Thank you to those who took the time yesterday to reach out to your State Senator, Representative and Governor Holcomb. Yesterday afternoon, Governor Holcomb signed into law Executive Order 20-13 with very clear direction that physical therapists can provide telemedicine. This is not what we have consistently asked for since existing Statute has prohibited physical therapists from providing telemedicine. However, the language in yesterday’s Executive Order has overridden existing statute and we are cleared to move ahead with the provision of telemedicine. We are seeking clarification from the Indiana Professional Licensing Agency on how physical therapist assistants can utilize telemedicine.
We are currently adding resources to our COVID-19 page relating to telehealth/telemedicine. I want to give a huge thank you to the APTA Private Practice Section who has willingly shared all resources from FAQs on employment to telehealth. Our next step is to help you get up to speed on providing services. Here is a link to the current language giving you guidance on what Indiana deems to be telemedicine.
In addition, we will be contacting payers to understand who is covering telemedicine and who needs to be informed of the Governor’s Executive Order. We do know that Indiana Medicaid is covering physical therapy provided via telemedicine. To help us identify the different payers that you bill, please complete this short survey (deadline April 3).
The semantics of the terms telehealth and telemedicine, and how the Indiana Legislature views both, is not new to APTA Indiana. In 2019, telehealth was included as part of the FSBPT Model Practice Act language that we introduced as SB 586. When the Indiana Statehouse lawyers took our language to convert it to ‘bill’ language, they changed telehealth to telemedicine. When we caught this change, we alerted them of this issue, but we were told that Indiana only recognized telemedicine. The challenge at that point was the 2016 House Bill that clearly outlined who could provide telemedicine, and we were not on that list. Despite the help of APTA Legislative Services and multiple conversations, we were not able switch the term back to telehealth and had to make the difficult decision to drop telehealth from SB 586 and move on to obtain term protection, direct access and address dry needling, among other items. Obviously, at this time, this is all history, as we are now positioned to legally provide and get paid for services via telemedicine during this emergency period.

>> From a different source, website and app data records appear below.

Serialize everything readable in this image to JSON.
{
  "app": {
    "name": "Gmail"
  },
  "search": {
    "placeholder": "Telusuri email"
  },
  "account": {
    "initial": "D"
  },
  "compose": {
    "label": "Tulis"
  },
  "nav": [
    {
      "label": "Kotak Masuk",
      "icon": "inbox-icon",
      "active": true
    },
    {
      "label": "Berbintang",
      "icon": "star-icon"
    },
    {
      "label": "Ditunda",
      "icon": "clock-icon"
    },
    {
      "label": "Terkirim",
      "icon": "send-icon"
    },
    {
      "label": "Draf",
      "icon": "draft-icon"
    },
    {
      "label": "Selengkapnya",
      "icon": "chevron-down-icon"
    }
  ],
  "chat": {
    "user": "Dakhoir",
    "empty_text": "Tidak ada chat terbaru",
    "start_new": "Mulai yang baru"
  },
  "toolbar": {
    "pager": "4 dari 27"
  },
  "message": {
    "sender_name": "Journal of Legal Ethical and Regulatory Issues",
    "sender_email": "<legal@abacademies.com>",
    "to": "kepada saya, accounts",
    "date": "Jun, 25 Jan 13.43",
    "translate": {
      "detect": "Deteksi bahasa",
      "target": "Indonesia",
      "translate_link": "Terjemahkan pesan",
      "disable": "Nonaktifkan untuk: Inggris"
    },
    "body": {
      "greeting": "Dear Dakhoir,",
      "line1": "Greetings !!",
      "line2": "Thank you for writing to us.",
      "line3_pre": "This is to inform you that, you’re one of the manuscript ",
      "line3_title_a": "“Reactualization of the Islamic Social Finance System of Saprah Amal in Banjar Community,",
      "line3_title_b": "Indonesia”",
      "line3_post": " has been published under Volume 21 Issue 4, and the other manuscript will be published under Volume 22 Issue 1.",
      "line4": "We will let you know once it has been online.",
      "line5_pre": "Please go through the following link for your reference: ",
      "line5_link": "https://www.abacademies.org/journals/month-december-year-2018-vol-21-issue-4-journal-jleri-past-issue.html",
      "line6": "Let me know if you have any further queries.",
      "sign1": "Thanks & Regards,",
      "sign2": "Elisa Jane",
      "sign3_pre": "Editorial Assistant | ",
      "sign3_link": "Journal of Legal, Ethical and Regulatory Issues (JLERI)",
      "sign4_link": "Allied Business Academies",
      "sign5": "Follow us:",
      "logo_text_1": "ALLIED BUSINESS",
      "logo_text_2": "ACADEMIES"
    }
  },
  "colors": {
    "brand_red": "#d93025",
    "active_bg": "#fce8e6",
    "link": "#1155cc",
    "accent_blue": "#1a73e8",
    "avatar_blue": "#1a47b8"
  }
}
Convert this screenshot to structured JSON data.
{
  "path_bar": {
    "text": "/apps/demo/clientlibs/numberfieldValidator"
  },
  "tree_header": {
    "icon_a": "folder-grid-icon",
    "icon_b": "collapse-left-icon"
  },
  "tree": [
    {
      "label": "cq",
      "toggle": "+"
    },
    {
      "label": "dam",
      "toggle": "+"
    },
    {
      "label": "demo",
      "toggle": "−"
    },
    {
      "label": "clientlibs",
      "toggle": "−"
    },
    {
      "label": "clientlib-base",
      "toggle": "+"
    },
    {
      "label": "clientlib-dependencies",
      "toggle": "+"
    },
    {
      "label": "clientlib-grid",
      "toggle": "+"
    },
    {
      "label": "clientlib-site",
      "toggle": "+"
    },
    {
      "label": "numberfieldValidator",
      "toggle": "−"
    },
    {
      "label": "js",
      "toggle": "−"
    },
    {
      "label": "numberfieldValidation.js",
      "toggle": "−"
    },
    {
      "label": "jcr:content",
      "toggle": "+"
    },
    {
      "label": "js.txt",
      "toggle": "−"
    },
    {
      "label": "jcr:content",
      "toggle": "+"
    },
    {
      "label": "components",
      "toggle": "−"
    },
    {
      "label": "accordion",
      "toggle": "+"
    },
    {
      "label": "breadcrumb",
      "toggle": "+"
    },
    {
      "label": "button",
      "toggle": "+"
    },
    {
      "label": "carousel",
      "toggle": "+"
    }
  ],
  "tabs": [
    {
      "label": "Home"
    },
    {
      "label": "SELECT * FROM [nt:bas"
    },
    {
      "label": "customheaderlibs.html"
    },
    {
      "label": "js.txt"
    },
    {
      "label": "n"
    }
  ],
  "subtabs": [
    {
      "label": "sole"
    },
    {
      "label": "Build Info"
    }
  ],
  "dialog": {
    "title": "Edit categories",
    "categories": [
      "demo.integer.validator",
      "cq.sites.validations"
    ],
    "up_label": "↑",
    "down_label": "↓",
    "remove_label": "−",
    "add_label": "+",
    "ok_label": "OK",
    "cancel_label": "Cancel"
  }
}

Emily Slaven, PT, PhD, Board-Certified Clinical Specialist in Orthopaedic Physical Therapy
President, APTA Indiana